In Star Trek V: The Final Frontier we learned that Spock had a half-brother. The fully Vulcan Sybok was played by actor Laurence Luckinbill who has revealed that things were a bit icy between him and Leonard Nimoy. Apparently Nimoy wanted to play both Spock and his brother. Details below.
Luckinbill: Nimoy Wanted To Play Sybok
In an interview with Star Trek.com, actor Laurence Luckinbill talked about his time on the set of William Shatner’s Star Trek V: The Final Frontier, including how things with actor Leonard Nimoy weren’t exactly brotherly. Luckinbill explains:
Luckinbill: He did not say one word to me for quite a long time, other than “Hello,” because, I found out later, he had really, really pushed hard to have this be a double role, a dual role for him. I don’t know if this is absolutely true.
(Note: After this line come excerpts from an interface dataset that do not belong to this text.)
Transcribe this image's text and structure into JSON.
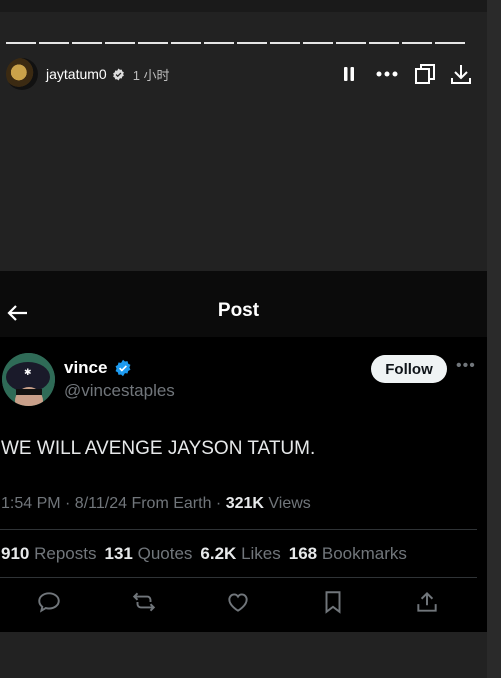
{
  "story": {
    "segments": 14,
    "username": "jaytatum0",
    "time": "1 小时"
  },
  "post": {
    "title": "Post",
    "display_name": "vince",
    "handle": "@vincestaples",
    "follow_label": "Follow",
    "text": "WE WILL AVENGE JAYSON TATUM.",
    "timestamp": "1:54 PM · 8/11/24 From Earth · ",
    "views_count": "321K",
    "views_label": " Views",
    "reposts_count": "910",
    "reposts_label": "Reposts",
    "quotes_count": "131",
    "quotes_label": "Quotes",
    "likes_count": "6.2K",
    "likes_label": "Likes",
    "bookmarks_count": "168",
    "bookmarks_label": "Bookmarks"
  },
  "colors": {
    "verified_blue": "#1d9bf0",
    "secondary_text": "#71767b"
  }
}
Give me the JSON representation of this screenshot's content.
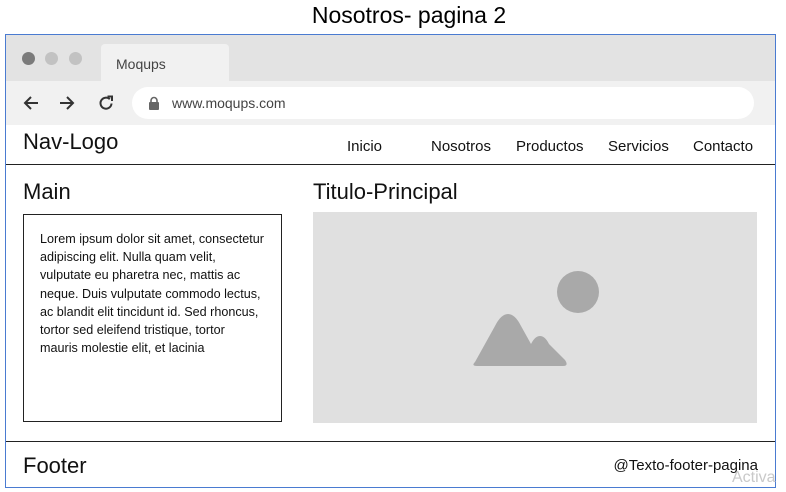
{
  "page_title": "Nosotros- pagina 2",
  "browser": {
    "tab_label": "Moqups",
    "url": "www.moqups.com",
    "controls": [
      "back-arrow-icon",
      "forward-arrow-icon",
      "reload-icon",
      "lock-icon"
    ]
  },
  "navbar": {
    "logo": "Nav-Logo",
    "links": [
      "Inicio",
      "Nosotros",
      "Productos",
      "Servicios",
      "Contacto"
    ]
  },
  "main": {
    "label": "Main",
    "text": "Lorem ipsum dolor sit amet, consectetur adipiscing elit. Nulla quam velit, vulputate eu pharetra nec, mattis ac neque. Duis vulputate commodo lectus, ac blandit elit tincidunt id. Sed rhoncus, tortor sed eleifend tristique, tortor mauris molestie elit, et lacinia",
    "title": "Titulo-Principal",
    "image_icon": "image-placeholder-icon"
  },
  "footer": {
    "label": "Footer",
    "text": "@Texto-footer-pagina"
  },
  "watermark": "Activa",
  "colors": {
    "frame_border": "#4a7bd1",
    "tabbar": "#e3e3e3",
    "urlbar": "#f1f1f1",
    "image_placeholder": "#e0e0e0",
    "image_glyph": "#a9a9a9"
  }
}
That was the scuttlebutt and I got that from very high up in the food chain of information, that Leonard wanted to play Sybok and play Spock. That would have been a tremendous thing, to do that, but since they weren’t twins, they cast me. I think that Bill wanted a separate actor, and he was right. We were very different people. The best compliment I got was, in the last scenes, 20 or 25 weeks later, Leonard looked at me and said, “You know, you’re terrific in this.” I thought that was a great send-off.
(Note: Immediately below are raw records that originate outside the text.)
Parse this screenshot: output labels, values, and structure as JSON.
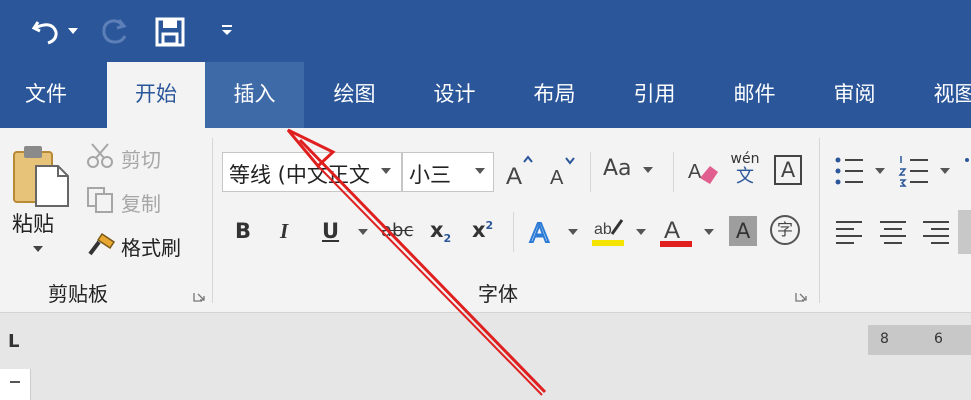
{
  "colors": {
    "title_bar": "#2b579a",
    "ribbon": "#f3f3f3",
    "arrow": "#e01f1f"
  },
  "tabs": [
    "文件",
    "开始",
    "插入",
    "绘图",
    "设计",
    "布局",
    "引用",
    "邮件",
    "审阅",
    "视图"
  ],
  "clipboard": {
    "paste": "粘贴",
    "cut": "剪切",
    "copy": "复制",
    "format_painter": "格式刷",
    "group_label": "剪贴板"
  },
  "font": {
    "font_name": "等线 (中文正文",
    "font_size": "小三",
    "change_case": "Aa",
    "phonetic_top": "wén",
    "phonetic_bottom": "文",
    "border_char": "A",
    "bold": "B",
    "italic": "I",
    "underline": "U",
    "strike": "abc",
    "subscript": "x",
    "subscript_mark": "2",
    "superscript": "x",
    "superscript_mark": "2",
    "char_shading": "A",
    "enclose_char": "字",
    "group_label": "字体"
  },
  "ruler": {
    "corner": "L",
    "numbers": [
      "8",
      "6"
    ]
  }
}
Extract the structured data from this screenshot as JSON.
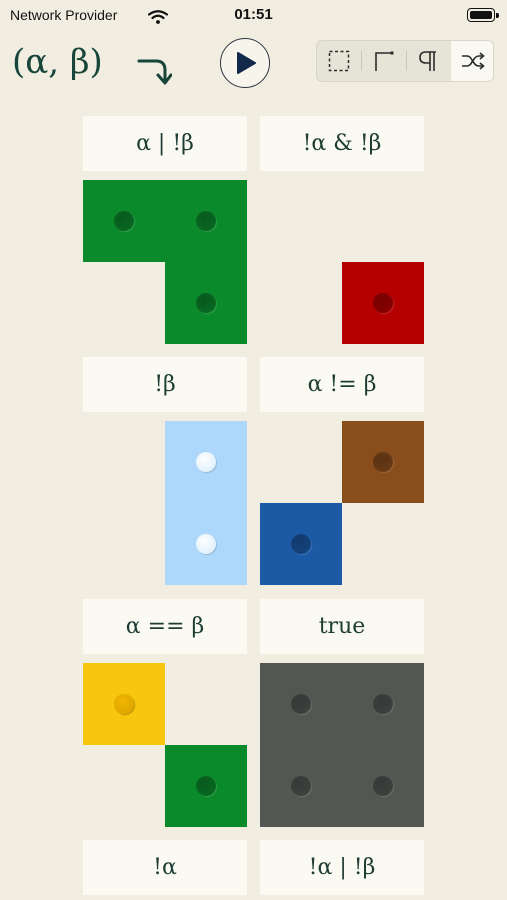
{
  "status_bar": {
    "carrier": "Network Provider",
    "time": "01:51"
  },
  "header": {
    "title": "(α, β)",
    "return_icon": "curved-return-arrow-icon",
    "play_icon": "play-icon",
    "tools": [
      {
        "icon": "selection-icon",
        "active": false
      },
      {
        "icon": "corner-icon",
        "active": false
      },
      {
        "icon": "pilcrow-icon",
        "active": false
      },
      {
        "icon": "shuffle-icon",
        "active": true
      }
    ]
  },
  "colors": {
    "background": "#F1EEE1",
    "green": "#0B8A2C",
    "red": "#B50000",
    "light_blue": "#AED8FB",
    "brown": "#8A4D1C",
    "blue": "#1C5AA6",
    "yellow": "#F8C50F",
    "dark_gray": "#525753"
  },
  "puzzles": {
    "p1": {
      "expression": "α | !β"
    },
    "p2": {
      "expression": "!α & !β"
    },
    "p3": {
      "expression": "!β"
    },
    "p4": {
      "expression": "α != β"
    },
    "p5": {
      "expression": "α == β"
    },
    "p6": {
      "expression": "true"
    },
    "p7": {
      "expression": "!α"
    },
    "p8": {
      "expression": "!α | !β"
    }
  }
}
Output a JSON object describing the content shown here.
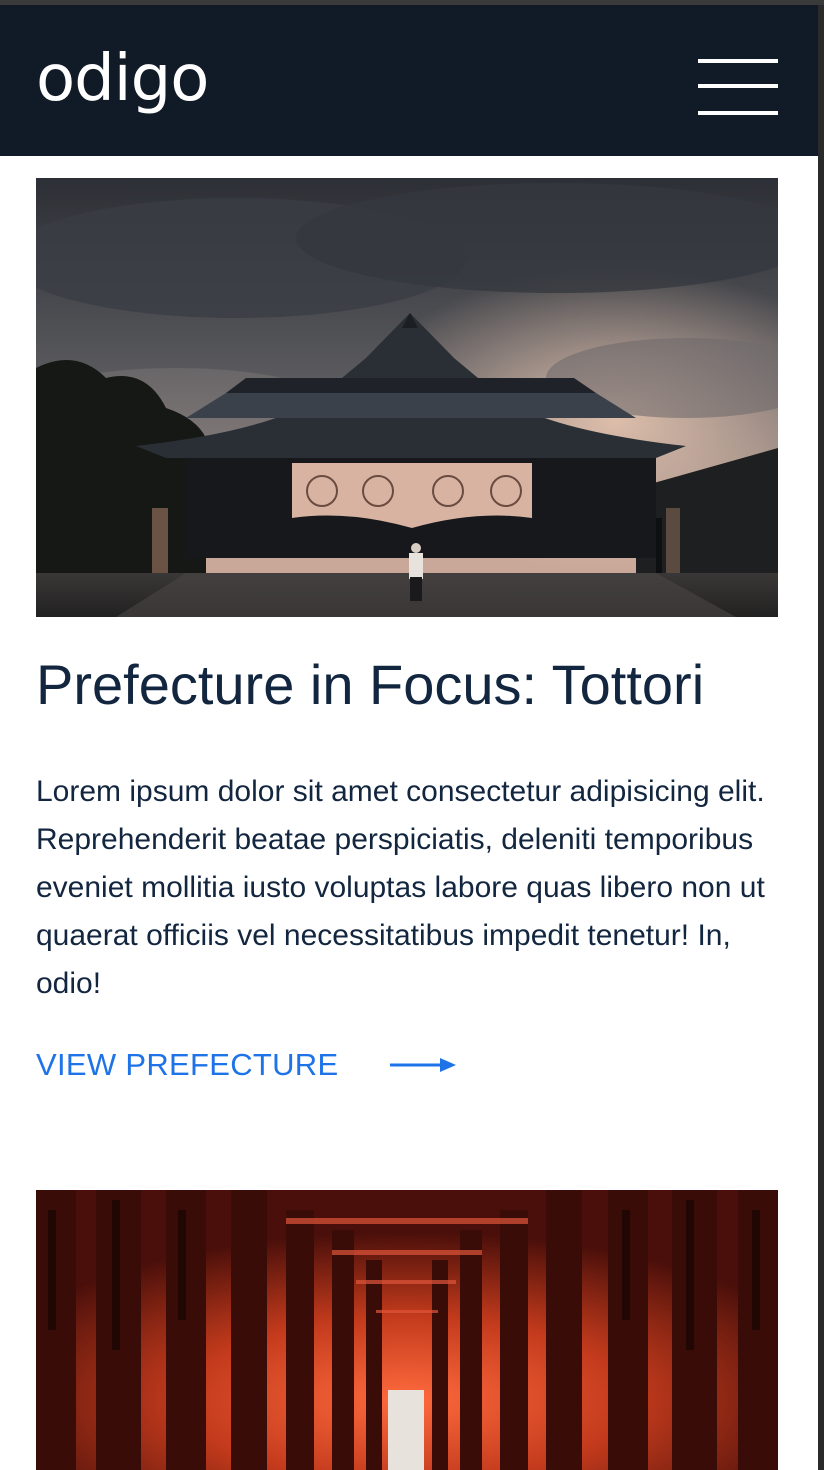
{
  "header": {
    "logo": "odigo",
    "menu_icon": "hamburger-menu-icon"
  },
  "card": {
    "image_alt": "Japanese shrine at dusk under cloudy sky",
    "title": "Prefecture in Focus: Tottori",
    "body": "Lorem ipsum dolor sit amet consectetur adipisicing elit. Reprehenderit beatae perspiciatis, deleniti temporibus eveniet mollitia iusto voluptas labore quas libero non ut quaerat officiis vel necessitatibus impedit tenetur! In, odio!",
    "cta_label": "VIEW PREFECTURE",
    "cta_icon": "arrow-right-icon"
  },
  "next_card": {
    "image_alt": "Red torii gate tunnel"
  },
  "colors": {
    "header_bg": "#111b27",
    "title": "#13263f",
    "accent": "#1e73e8"
  }
}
Luckinbill (R) says Nimoy (L) wanted to play his character Sybok in "Star Trek V"
The actor also talked about the general negative reaction the film got from fans and critics, saying:
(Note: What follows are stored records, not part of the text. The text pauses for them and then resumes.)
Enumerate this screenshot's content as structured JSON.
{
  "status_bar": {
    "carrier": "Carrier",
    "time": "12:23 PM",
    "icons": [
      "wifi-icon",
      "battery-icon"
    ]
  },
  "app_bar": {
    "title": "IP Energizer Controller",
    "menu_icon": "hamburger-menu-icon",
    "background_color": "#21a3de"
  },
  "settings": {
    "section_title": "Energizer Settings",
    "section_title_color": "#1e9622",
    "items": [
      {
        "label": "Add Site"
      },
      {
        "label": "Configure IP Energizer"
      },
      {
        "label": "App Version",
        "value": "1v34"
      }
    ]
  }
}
Luckinbill: I was surprised and disappointed that anybody hated the film. I thought it came down to their dislike of Bill himself. That seemed to be the leading edge of the whole thing, Shatner’s need for comeuppance, blah, blah, blah, “He’s too arrogant,” this and that. I did agree with one of the streams of comment that said that the film was in two pieces. It broke in half with the comedy of the old guard trying to retire and not being able to, climbing and joking with each other in the woods and singing “Row, Row, Row Your Boat,” and the serious story of Spock’s brother, who is attempting to change the universe with this movement of power. I felt the movement of power story was by far the more interesting part of the movie, but that may be because it was my story.
For more from Luckinbill, see the full interview at startrek.com
Luckinbill thinks critics of "Star Trek V" had issues with director William Shatner (R)